The staffing crisis in Maryland prisons has reached a breaking point with “alarming levels of mandatory overtime, burnout and dangerous working conditions that threaten public safety,” according to a new report by the AFSCME Maryland Council 3.
The report is the first study on Maryland Department of Public Safety and Correctional Services staffing shortages that had the full collaboration of the union representing correctional officers. It concluded that the agency would need to hire 3,417 officers to reach what the union considers safe staffing levels in Maryland’s 19 adult prisons.
While some efforts have been made on the recruitment side recently, union leadership warned that retention was equally important and would become more of a challenge. AFSCME Maryland’s President Patrick Moran predicted that there would be a “deluge of officers leaving” over the next year.
“That’s a result of opportunities elsewhere, and that’s a result of people just being worn out, constantly having to work 16-hour shifts, constantly being subjected to violence, constantly not being able to spend time with their families and their communities,” Moran said.
The report involved more than just number-crunching, with the union deploying seasoned correctional officers to every prison in the state to assess how staffing shortages were affecting the facilities.
They found that staffing shortages were “extreme” and created a “dangerous cycle where there is no standard officer-to-incarcerated-person ratio in place.” As a result, there have been more violent assaults, including prisoners attacking each other, prisoners attacking officers and officers attacking prisoners, the union said.
Moran said that violence at “almost every institution” is “significantly high, and that is a direct result of the staffing shortages we are outlining here today.”
Additionally, the staffing shortages have impacted in-person and virtual visitation, road crews and work release programs, educational activities, vocational shops, outdoor and indoor recreation, library and chapel time, and medical appointments, among other issues, according to the report.
Brittany Cozart, a 15-year-veteran correctional officer who has spent the last six years working at the Metropolitan Transition Center in Baltimore, said that the staffing shortages have led to serious injuries, including one officer who was brutally assaulted last year and lost one of his eyes as a result.
“We’re not able to get the work done, and those of us that are getting the work done and staying are not being compensated for all of the extra work that we’ve taken on,” Cozart said. “This has led to numerous resignations, health issues and even death for some of our fellow officers.”
The union is recommending that the Department of Public Safety and Correctional Services streamline and “decentralize” its hiring process, allowing the hiring department to move more quickly and select candidates based on individual institutions’ needs.

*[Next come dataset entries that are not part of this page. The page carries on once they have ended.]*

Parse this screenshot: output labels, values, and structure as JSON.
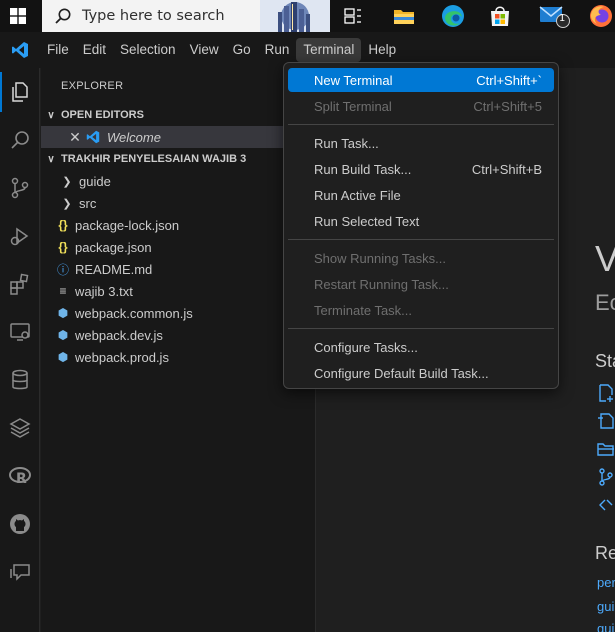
{
  "taskbar": {
    "search_placeholder": "Type here to search",
    "mail_badge": "1"
  },
  "menubar": {
    "items": [
      "File",
      "Edit",
      "Selection",
      "View",
      "Go",
      "Run",
      "Terminal",
      "Help"
    ],
    "active": "Terminal"
  },
  "explorer": {
    "title": "EXPLORER",
    "open_editors_header": "OPEN EDITORS",
    "open_editor_tab": "Welcome",
    "project_header": "TRAKHIR PENYELESAIAN WAJIB 3",
    "tree": [
      {
        "label": "guide",
        "kind": "folder"
      },
      {
        "label": "src",
        "kind": "folder"
      },
      {
        "label": "package-lock.json",
        "kind": "json"
      },
      {
        "label": "package.json",
        "kind": "json"
      },
      {
        "label": "README.md",
        "kind": "info"
      },
      {
        "label": "wajib 3.txt",
        "kind": "text"
      },
      {
        "label": "webpack.common.js",
        "kind": "webpack"
      },
      {
        "label": "webpack.dev.js",
        "kind": "webpack"
      },
      {
        "label": "webpack.prod.js",
        "kind": "webpack"
      }
    ]
  },
  "terminal_menu": {
    "items": [
      {
        "label": "New Terminal",
        "shortcut": "Ctrl+Shift+`",
        "state": "highlighted"
      },
      {
        "label": "Split Terminal",
        "shortcut": "Ctrl+Shift+5",
        "state": "disabled"
      },
      {
        "label": "Run Task...",
        "shortcut": "",
        "state": "enabled"
      },
      {
        "label": "Run Build Task...",
        "shortcut": "Ctrl+Shift+B",
        "state": "enabled"
      },
      {
        "label": "Run Active File",
        "shortcut": "",
        "state": "enabled"
      },
      {
        "label": "Run Selected Text",
        "shortcut": "",
        "state": "enabled"
      },
      {
        "label": "Show Running Tasks...",
        "shortcut": "",
        "state": "disabled"
      },
      {
        "label": "Restart Running Task...",
        "shortcut": "",
        "state": "disabled"
      },
      {
        "label": "Terminate Task...",
        "shortcut": "",
        "state": "disabled"
      },
      {
        "label": "Configure Tasks...",
        "shortcut": "",
        "state": "enabled"
      },
      {
        "label": "Configure Default Build Task...",
        "shortcut": "",
        "state": "enabled"
      }
    ]
  },
  "welcome": {
    "title_fragment": "V",
    "subtitle_fragment": "Ec",
    "start_heading_fragment": "Sta",
    "recent_heading_fragment": "Re",
    "recent_links": [
      "per",
      "gui",
      "gui"
    ]
  },
  "colors": {
    "accent": "#0078d4",
    "link": "#4daafc",
    "menu_bg": "#1f1f1f"
  }
}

It is also recommending more lucrative retirement packages and that the agency restore wages being based on years of service to incentivize retention as seasoned correctional officers leave for less dangerous work environments, like Amazon shipping hubs.
The Maryland Department of Public Safety and Correctional Services said in a statement that the vacancies and staff shortages were “alarming,” but added that Gov. Wes Moore “has been very clear that it is a major priority of his to fill these roles and get the state government back to firing on all cylinders.”
The department said that it has hired 404 new employees, though it did not specify how many of them were correctional officers, since Secretary Carolyn Scruggs has taken over — 62% more hires than at this point last year.